Saint Edmund is the Patron of East Anglia, reigning as its king from 855 A.D. until his martyrdom at the hands of pagan vikings on Nov.20, 869 A.D. According to several accounts, King Edmund ruled his people in a just and pious manner. Vikings had long raided the Christian monasteries and settlements of England, and the Anglo-SaxonChronicle tells of how a “great heathen army” invaded the island in 865 A.D.
The King valiantly led his army to protect East Anglia from this invasion, but was defeated in battle. According to an account attributed to St. Dunstan of Canterbury, the viking leader Ivar the Boneless tied up St. Edmund, and ordered him shot full of arrows and beheaded when the king would not forsake Christ. His head was thrown into a nearby wood, where a wolf miraculously defended it from heathens who wanted to visit further indignities on the relics of the martyr.

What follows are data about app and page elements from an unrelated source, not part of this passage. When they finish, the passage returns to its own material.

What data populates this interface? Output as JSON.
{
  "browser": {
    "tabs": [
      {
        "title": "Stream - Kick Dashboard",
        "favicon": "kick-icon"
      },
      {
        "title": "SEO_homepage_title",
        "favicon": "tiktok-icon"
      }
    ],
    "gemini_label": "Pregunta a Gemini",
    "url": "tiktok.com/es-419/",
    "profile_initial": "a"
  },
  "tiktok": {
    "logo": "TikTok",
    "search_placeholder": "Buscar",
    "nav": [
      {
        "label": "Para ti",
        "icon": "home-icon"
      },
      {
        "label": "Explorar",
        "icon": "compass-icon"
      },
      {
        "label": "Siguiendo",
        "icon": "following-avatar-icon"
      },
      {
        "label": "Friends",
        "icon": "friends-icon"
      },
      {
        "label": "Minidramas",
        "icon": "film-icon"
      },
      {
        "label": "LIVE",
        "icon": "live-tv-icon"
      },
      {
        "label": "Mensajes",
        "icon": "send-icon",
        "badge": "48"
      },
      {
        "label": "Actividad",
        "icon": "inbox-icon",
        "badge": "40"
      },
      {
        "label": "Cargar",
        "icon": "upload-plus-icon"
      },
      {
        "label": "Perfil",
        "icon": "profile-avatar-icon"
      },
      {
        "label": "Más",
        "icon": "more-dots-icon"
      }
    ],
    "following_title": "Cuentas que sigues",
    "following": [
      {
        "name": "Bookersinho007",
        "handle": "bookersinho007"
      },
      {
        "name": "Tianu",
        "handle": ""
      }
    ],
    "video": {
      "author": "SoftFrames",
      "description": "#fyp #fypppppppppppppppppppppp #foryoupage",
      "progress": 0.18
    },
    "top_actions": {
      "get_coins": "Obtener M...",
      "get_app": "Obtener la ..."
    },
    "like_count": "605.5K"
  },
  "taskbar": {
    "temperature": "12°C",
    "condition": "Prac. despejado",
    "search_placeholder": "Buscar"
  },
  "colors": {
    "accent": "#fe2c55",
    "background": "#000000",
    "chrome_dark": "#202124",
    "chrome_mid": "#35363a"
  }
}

Edmund’s followers later found the wolf, who allowed the king’s men to retrieve it peacefully. Once the martyr’s head and body were reunited, they were interred at Bury St. Edmunds. A century later, the saint’s relics were exhumed and not only found to be incorrupt, but the head and body were attached and whole. Saint Edmund’s relics remain at Bury St. Edmunds to this day. The flag of Suffolk bears a gold crown and arrow on a blueshield charge placed over St. George’s Cross. The crown represents St. Edmund and the arrow his manner of martyrdom.
Saint Edmund is commemorated on November 20/December 3.